I know that’s not nice, but here’s something about professional sports that irks me: players who don’t play up to their paychecks. Now I’d like to believe it’s not intentional but that’s a lot of freaking money.
Take Adam Eaton for example. In 2006 the Phils signed him to a three-year $24 million contract that was chocked full of candy like a Halloween basket. Then Adam stunk so badly in year two that they released him from his obligation this year with a $9 million parting gift.
So what happens if they don’t perform?
Nope. I got a contract. Right there in black and white it says, “Go screw yourselves.”
I think if there was a performance clause, we’d find out if the proverbial slump really exists. Maybe it’s a motivation thing. I mean it is 180 games. I haven’t even heard a teacher happy with working that number of days a year. I guess I’d get a little overwhelmed too, but if I only got to shop if I performed, my husband would be a much happier man.
What’s the problem? Have we raised wimps? What happened to the good ol’ days of baseball? The Daily News recently wrote a blurb about two pitchers who long ago both threw complete games—of 21 innings each!
It’s one thing to be in a slump. REM said it best—everybody hurts sometime, but to fail to take steps to rectify it is about as attractive as a cat that stops covering his dumps in a litter box.
Let’s look at it this way. Say you can’t get it on—batting, pitching, or fielding (what’d you think I was gonna say?), and you’re sitting on the bench re-evaluating your life. “Should I keep stressing myself out or should I maybe take that cool 16 million I have saved and hit the beach?”
I’d consider the sand. Nobody goes to work all day, every day once they win the lottery—even if they say they will. But some of them continue to contribute and the best of them learn how to give back.
Like Jamie Moyer.
If there was ever a guy who seems more gracious for his stint in the MLB, it’s Jamie.
Sure watching him run the bases is like watching the bobblehead race on Phanavision, his pitching is as therapeutic as watching fish, and he hasn’t surpassed many MLB milestones outside of longevity.
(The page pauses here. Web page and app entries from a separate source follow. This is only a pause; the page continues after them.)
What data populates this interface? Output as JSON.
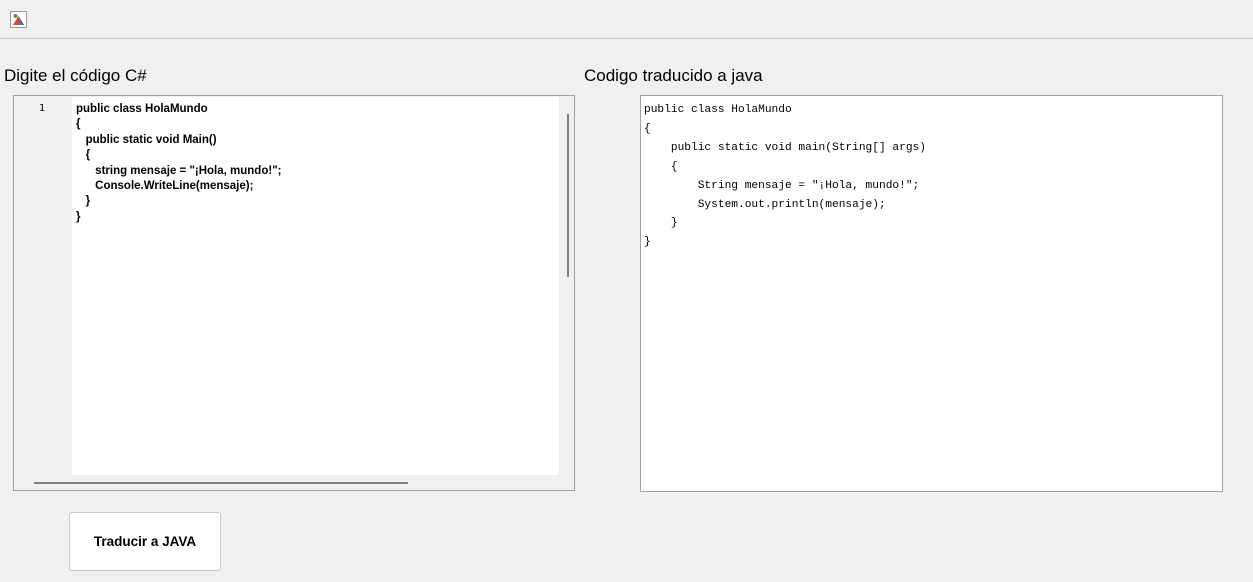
{
  "window": {
    "icon": "java-app-icon"
  },
  "csharp": {
    "label": "Digite el código C#",
    "line_number": "1",
    "code": "public class HolaMundo\n{\n   public static void Main()\n   {\n      string mensaje = \"¡Hola, mundo!\";\n      Console.WriteLine(mensaje);\n   }\n}"
  },
  "java": {
    "label": "Codigo traducido a java",
    "code": "public class HolaMundo\n{\n    public static void main(String[] args)\n    {\n        String mensaje = \"¡Hola, mundo!\";\n        System.out.println(mensaje);\n    }\n}"
  },
  "actions": {
    "translate_label": "Traducir a JAVA"
  }
}
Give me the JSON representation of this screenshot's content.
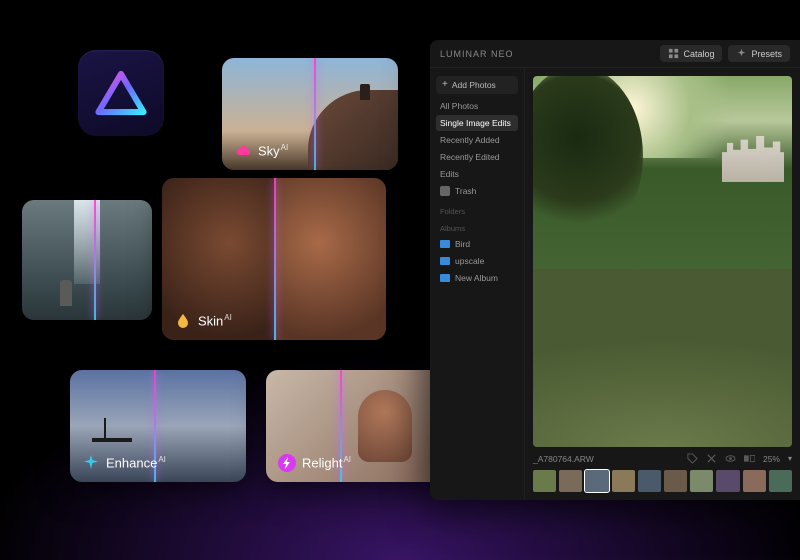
{
  "app": {
    "name": "Luminar Neo"
  },
  "features": {
    "sky": {
      "label": "Sky",
      "badge": "AI",
      "icon_color": "#ff3a9e",
      "slider_pos": 0.52
    },
    "skin": {
      "label": "Skin",
      "badge": "AI",
      "icon_color": "#f5b642",
      "slider_pos": 0.5
    },
    "enhance": {
      "label": "Enhance",
      "badge": "AI",
      "icon_color": "#3ac8e8",
      "slider_pos": 0.48
    },
    "relight": {
      "label": "Relight",
      "badge": "AI",
      "icon_color": "#d83af0",
      "slider_pos": 0.42
    }
  },
  "editor": {
    "title": "Luminar Neo",
    "header_buttons": {
      "catalog": "Catalog",
      "presets": "Presets"
    },
    "sidebar": {
      "add_button": "Add Photos",
      "library_items": [
        {
          "label": "All Photos",
          "active": false
        },
        {
          "label": "Single Image Edits",
          "active": true
        },
        {
          "label": "Recently Added",
          "active": false
        },
        {
          "label": "Recently Edited",
          "active": false
        },
        {
          "label": "Edits",
          "active": false
        }
      ],
      "trash": "Trash",
      "folders_heading": "Folders",
      "albums_heading": "Albums",
      "albums": [
        {
          "label": "Bird"
        },
        {
          "label": "upscale"
        },
        {
          "label": "New Album"
        }
      ]
    },
    "viewer": {
      "filename": "_A780764.ARW",
      "zoom": "25%",
      "thumb_count": 10
    }
  }
}
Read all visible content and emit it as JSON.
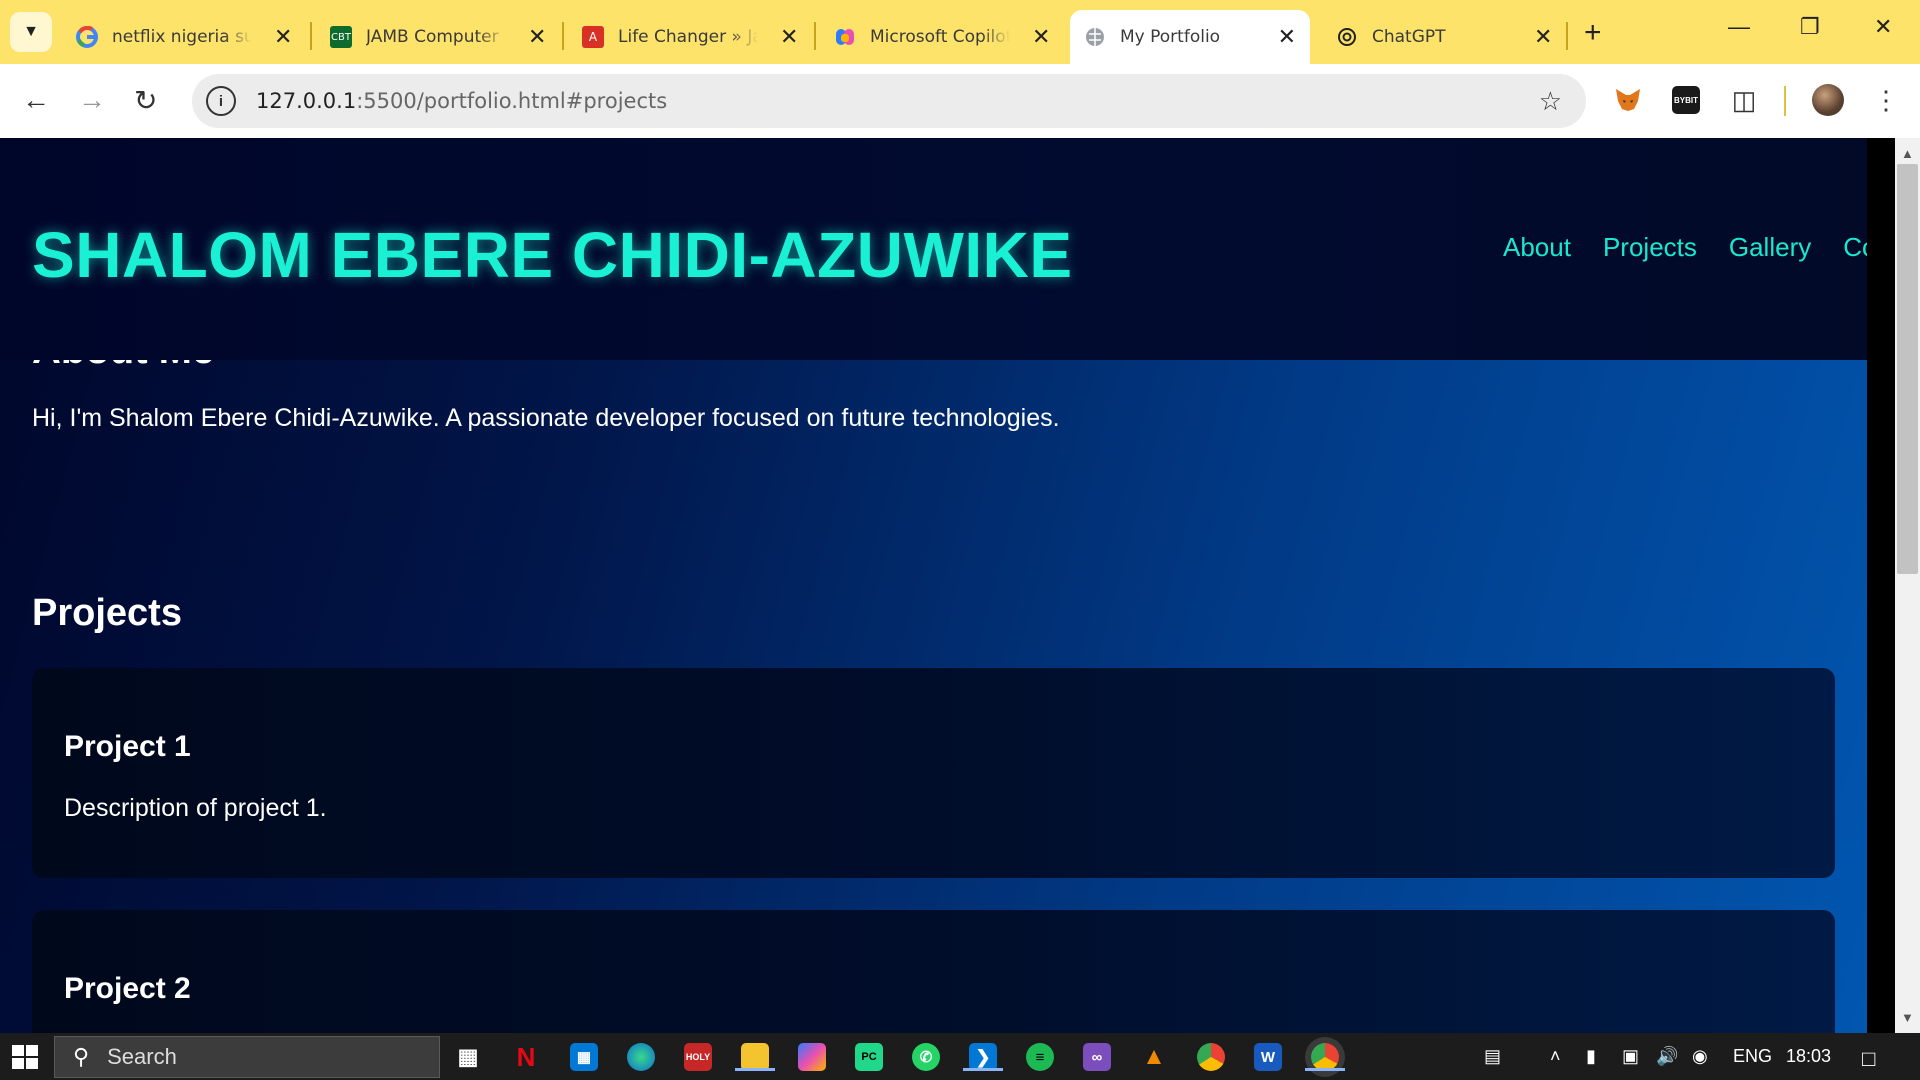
{
  "browser": {
    "tabs": [
      {
        "title": "netflix nigeria sub",
        "icon": "google-icon",
        "active": false
      },
      {
        "title": "JAMB Computer B",
        "icon": "cbt-icon",
        "active": false
      },
      {
        "title": "Life Changer » Jam",
        "icon": "pdf-icon",
        "active": false
      },
      {
        "title": "Microsoft Copilot:",
        "icon": "copilot-icon",
        "active": false
      },
      {
        "title": "My Portfolio",
        "icon": "globe-icon",
        "active": true
      },
      {
        "title": "ChatGPT",
        "icon": "chatgpt-icon",
        "active": false
      }
    ],
    "url_host": "127.0.0.1",
    "url_path": ":5500/portfolio.html#projects"
  },
  "page": {
    "site_title": "SHALOM EBERE CHIDI-AZUWIKE",
    "nav": [
      "About",
      "Projects",
      "Gallery",
      "Conta"
    ],
    "about_heading": "About Me",
    "about_text": "Hi, I'm Shalom Ebere Chidi-Azuwike. A passionate developer focused on future technologies.",
    "projects_heading": "Projects",
    "projects": [
      {
        "title": "Project 1",
        "description": "Description of project 1."
      },
      {
        "title": "Project 2",
        "description": ""
      }
    ]
  },
  "taskbar": {
    "search_placeholder": "Search",
    "language": "ENG",
    "time": "18:03"
  },
  "colors": {
    "accent": "#19f0d4",
    "tabstrip": "#fde36a"
  }
}
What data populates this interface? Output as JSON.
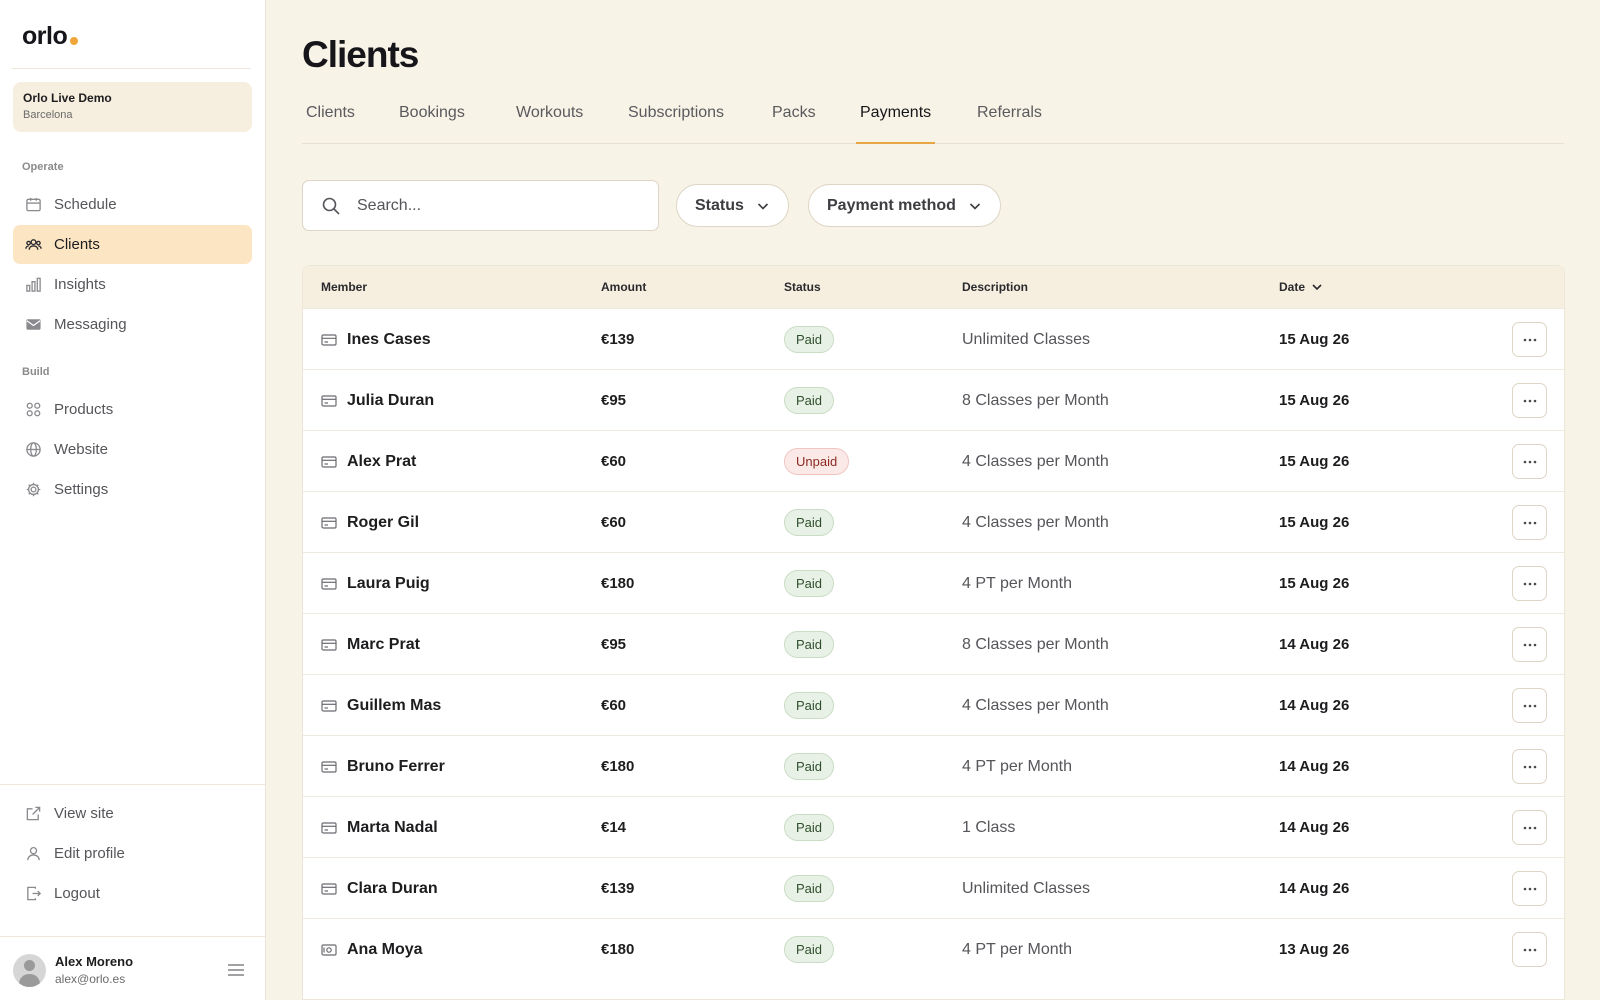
{
  "brand": {
    "name": "orlo",
    "accent": "#f0a63a"
  },
  "org": {
    "name": "Orlo Live Demo",
    "city": "Barcelona"
  },
  "sidebar": {
    "section_operate": "Operate",
    "section_build": "Build",
    "items": [
      {
        "label": "Schedule",
        "icon": "calendar-icon"
      },
      {
        "label": "Clients",
        "icon": "users-icon",
        "active": true
      },
      {
        "label": "Insights",
        "icon": "bar-chart-icon"
      },
      {
        "label": "Messaging",
        "icon": "envelope-icon"
      },
      {
        "label": "Products",
        "icon": "grid-icon"
      },
      {
        "label": "Website",
        "icon": "globe-icon"
      },
      {
        "label": "Settings",
        "icon": "gear-icon"
      }
    ],
    "bottom_items": [
      {
        "label": "View site",
        "icon": "external-link-icon"
      },
      {
        "label": "Edit profile",
        "icon": "user-icon"
      },
      {
        "label": "Logout",
        "icon": "logout-icon"
      }
    ],
    "user": {
      "name": "Alex Moreno",
      "email": "alex@orlo.es"
    }
  },
  "page": {
    "title": "Clients"
  },
  "tabs": [
    {
      "label": "Clients"
    },
    {
      "label": "Bookings"
    },
    {
      "label": "Workouts"
    },
    {
      "label": "Subscriptions"
    },
    {
      "label": "Packs"
    },
    {
      "label": "Payments",
      "active": true
    },
    {
      "label": "Referrals"
    }
  ],
  "search": {
    "placeholder": "Search..."
  },
  "filters": {
    "status": "Status",
    "payment_method": "Payment method"
  },
  "table": {
    "headers": {
      "member": "Member",
      "amount": "Amount",
      "status": "Status",
      "description": "Description",
      "date": "Date"
    },
    "rows": [
      {
        "member": "Ines Cases",
        "amount": "€139",
        "status": "Paid",
        "description": "Unlimited Classes",
        "date": "15 Aug 26",
        "method_icon": "card-icon"
      },
      {
        "member": "Julia Duran",
        "amount": "€95",
        "status": "Paid",
        "description": "8 Classes per Month",
        "date": "15 Aug 26",
        "method_icon": "card-icon"
      },
      {
        "member": "Alex Prat",
        "amount": "€60",
        "status": "Unpaid",
        "description": "4 Classes per Month",
        "date": "15 Aug 26",
        "method_icon": "card-icon"
      },
      {
        "member": "Roger Gil",
        "amount": "€60",
        "status": "Paid",
        "description": "4 Classes per Month",
        "date": "15 Aug 26",
        "method_icon": "card-icon"
      },
      {
        "member": "Laura Puig",
        "amount": "€180",
        "status": "Paid",
        "description": "4 PT per Month",
        "date": "15 Aug 26",
        "method_icon": "card-icon"
      },
      {
        "member": "Marc Prat",
        "amount": "€95",
        "status": "Paid",
        "description": "8 Classes per Month",
        "date": "14 Aug 26",
        "method_icon": "card-icon"
      },
      {
        "member": "Guillem Mas",
        "amount": "€60",
        "status": "Paid",
        "description": "4 Classes per Month",
        "date": "14 Aug 26",
        "method_icon": "card-icon"
      },
      {
        "member": "Bruno Ferrer",
        "amount": "€180",
        "status": "Paid",
        "description": "4 PT per Month",
        "date": "14 Aug 26",
        "method_icon": "card-icon"
      },
      {
        "member": "Marta Nadal",
        "amount": "€14",
        "status": "Paid",
        "description": "1 Class",
        "date": "14 Aug 26",
        "method_icon": "card-icon"
      },
      {
        "member": "Clara Duran",
        "amount": "€139",
        "status": "Paid",
        "description": "Unlimited Classes",
        "date": "14 Aug 26",
        "method_icon": "card-icon"
      },
      {
        "member": "Ana Moya",
        "amount": "€180",
        "status": "Paid",
        "description": "4 PT per Month",
        "date": "13 Aug 26",
        "method_icon": "cash-icon"
      }
    ]
  },
  "colors": {
    "paid": "#e8f1e6",
    "unpaid": "#fbe9e7",
    "tab_underline": "#e6a645",
    "active_nav": "#fbe5c3"
  }
}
Wait. Did I say longevity? Endurance is a big turn on for me and I’m certain for baseball babes everywhere. Sure the Phils can’t win ‘em all with bad pitching and ‘come from behind’ wins but Jamie’s pleased a lot of win-hungry fans with an unremarkable fastball and a ‘nothing to write home’ about ERA.
I guess what I’m trying to say is if the Phil’s fight their way to a winning percentage that’s comparable to the one of that other under-appreciated player, we’ll be okay.
Get your act together, Chan Ho.